[Start of section]
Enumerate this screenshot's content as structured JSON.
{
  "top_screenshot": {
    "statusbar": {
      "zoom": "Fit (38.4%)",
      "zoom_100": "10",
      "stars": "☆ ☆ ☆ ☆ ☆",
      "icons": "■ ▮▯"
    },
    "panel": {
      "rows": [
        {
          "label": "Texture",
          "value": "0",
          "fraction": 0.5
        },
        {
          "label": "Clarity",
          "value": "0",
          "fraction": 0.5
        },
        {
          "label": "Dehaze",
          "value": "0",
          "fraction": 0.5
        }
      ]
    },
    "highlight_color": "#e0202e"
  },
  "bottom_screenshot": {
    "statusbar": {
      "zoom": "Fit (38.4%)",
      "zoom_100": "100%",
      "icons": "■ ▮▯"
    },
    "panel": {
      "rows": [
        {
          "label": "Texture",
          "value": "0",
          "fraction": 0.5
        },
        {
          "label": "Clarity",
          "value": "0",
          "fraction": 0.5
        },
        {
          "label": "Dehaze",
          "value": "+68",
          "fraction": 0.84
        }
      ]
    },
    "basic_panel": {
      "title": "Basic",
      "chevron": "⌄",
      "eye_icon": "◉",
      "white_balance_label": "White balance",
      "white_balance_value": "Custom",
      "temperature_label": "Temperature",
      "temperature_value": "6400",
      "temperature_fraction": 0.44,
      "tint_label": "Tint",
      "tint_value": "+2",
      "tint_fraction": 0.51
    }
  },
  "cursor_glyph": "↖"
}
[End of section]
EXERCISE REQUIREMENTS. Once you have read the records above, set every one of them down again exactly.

EXERCISE RESPONSE.
Enumerate this screenshot's content as structured JSON.
{
  "top_screenshot": {
    "statusbar": {
      "zoom": "Fit (38.4%)",
      "zoom_100": "10",
      "stars": "☆ ☆ ☆ ☆ ☆",
      "icons": "■ ▮▯"
    },
    "panel": {
      "rows": [
        {
          "label": "Texture",
          "value": "0",
          "fraction": 0.5
        },
        {
          "label": "Clarity",
          "value": "0",
          "fraction": 0.5
        },
        {
          "label": "Dehaze",
          "value": "0",
          "fraction": 0.5
        }
      ]
    },
    "highlight_color": "#e0202e"
  },
  "bottom_screenshot": {
    "statusbar": {
      "zoom": "Fit (38.4%)",
      "zoom_100": "100%",
      "icons": "■ ▮▯"
    },
    "panel": {
      "rows": [
        {
          "label": "Texture",
          "value": "0",
          "fraction": 0.5
        },
        {
          "label": "Clarity",
          "value": "0",
          "fraction": 0.5
        },
        {
          "label": "Dehaze",
          "value": "+68",
          "fraction": 0.84
        }
      ]
    },
    "basic_panel": {
      "title": "Basic",
      "chevron": "⌄",
      "eye_icon": "◉",
      "white_balance_label": "White balance",
      "white_balance_value": "Custom",
      "temperature_label": "Temperature",
      "temperature_value": "6400",
      "temperature_fraction": 0.44,
      "tint_label": "Tint",
      "tint_value": "+2",
      "tint_fraction": 0.51
    }
  },
  "cursor_glyph": "↖"
}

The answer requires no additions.